Concentricity is part of coaxiality. While the check for coaxiality includes the axes, the check for concentricity only includes the center point. These checks are usually performed several times on a part.
What is concentricity?
Concentricity is referred to as the location check of one or more independent circles. At first, the datum element is determined. This datum element can be either an axis or a center point. Then, a planar or circular tolerance zone is created around this datum element. The location of the center point is allowed to deviate within this tolerance zone. The dimension is considered out of tolerance if the center point is located outside the tolerance zone.
Concentricity in terms of metrology belongs location tolerances. Other location tolerances are, for example, position and symmetry tolerances. Imagine a washer with an outer diameter of 15 mm. In the center of the washer is a bore hole with a diameter of 10 mm. This bore hole serves as a datum element. With a concentricity tolerance of 0.4, the center point of the inner circle is then used as the datum. A circle with a diameter of 0.4 mm is created around the datum. This is the tolerance zone in which the center point of the outer diameter is allowed to be located. To achieve concentricity, the center point of the outer circle can only have a maximum radial offset of 0.2 mm to the center point of the inner circle. Otherwise, the center point would be out of tolerance.
The permissible deviations from the nominal dimensions (tolerances) occur during the manufacturing process. They often result from systematic or random influences on production, such as temperatures, vibrations or dirt. Knowing if the concentricity deviations are within the limit values is crucial for the later functioning of the part.
Applications of concentricity
The measurement of concentricity plays an important role in the production of precision ball bearings for the automotive and other industries. Rolling bearings are needed in automotive engineering.

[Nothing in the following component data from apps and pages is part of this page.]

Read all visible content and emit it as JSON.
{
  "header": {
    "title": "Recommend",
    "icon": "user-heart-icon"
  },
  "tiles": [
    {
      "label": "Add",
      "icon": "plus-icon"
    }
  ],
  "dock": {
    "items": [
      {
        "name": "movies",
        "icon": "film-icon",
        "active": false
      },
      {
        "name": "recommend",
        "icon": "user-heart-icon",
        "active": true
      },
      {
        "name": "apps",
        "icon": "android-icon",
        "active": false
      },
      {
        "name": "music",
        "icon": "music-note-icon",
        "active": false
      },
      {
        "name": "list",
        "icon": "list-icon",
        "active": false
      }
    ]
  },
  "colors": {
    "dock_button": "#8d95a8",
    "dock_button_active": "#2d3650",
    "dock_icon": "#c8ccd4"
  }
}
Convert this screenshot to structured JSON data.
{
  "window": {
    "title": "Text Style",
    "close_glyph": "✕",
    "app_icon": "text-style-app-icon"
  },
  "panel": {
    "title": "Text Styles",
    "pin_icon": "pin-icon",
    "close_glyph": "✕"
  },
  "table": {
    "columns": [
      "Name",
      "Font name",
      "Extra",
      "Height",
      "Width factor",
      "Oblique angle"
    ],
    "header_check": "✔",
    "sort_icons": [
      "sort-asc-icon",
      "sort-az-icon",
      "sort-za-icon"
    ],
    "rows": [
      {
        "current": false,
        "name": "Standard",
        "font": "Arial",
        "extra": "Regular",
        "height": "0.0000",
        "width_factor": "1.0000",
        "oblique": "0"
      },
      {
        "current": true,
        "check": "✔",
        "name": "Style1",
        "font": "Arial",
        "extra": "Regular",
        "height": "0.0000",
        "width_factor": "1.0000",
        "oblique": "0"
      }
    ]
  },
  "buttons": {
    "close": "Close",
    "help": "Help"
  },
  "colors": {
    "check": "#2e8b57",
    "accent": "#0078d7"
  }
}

They reduce the energy consumption due to low friction. To ensure the best possible efficiency of the ball bearings, the metrological systems in use have to work with the highest precision. Classic length measurements for ball bearings include:
- Diameter of the bearing groove and bore hole
- Concentricity of bore holes to the outer diameter
- Concentricity of bearing grooves to the outer diameter and bore hole
- Concentricity of seal grooves to the outer diameter
- Roundness of the bearing groove
- Parallelism and location of the bearing grooves to the sides
Ball bearings are used in various products. They enable a smooth and fast rotation of parts that are required in drive technology, mechanical engineering and machine tool manufacturing.
Optical 3D measurement technology enables non-contact measurements of concentricity by means of 3D scans. This enables high-speed measurements with the highest degree of detail.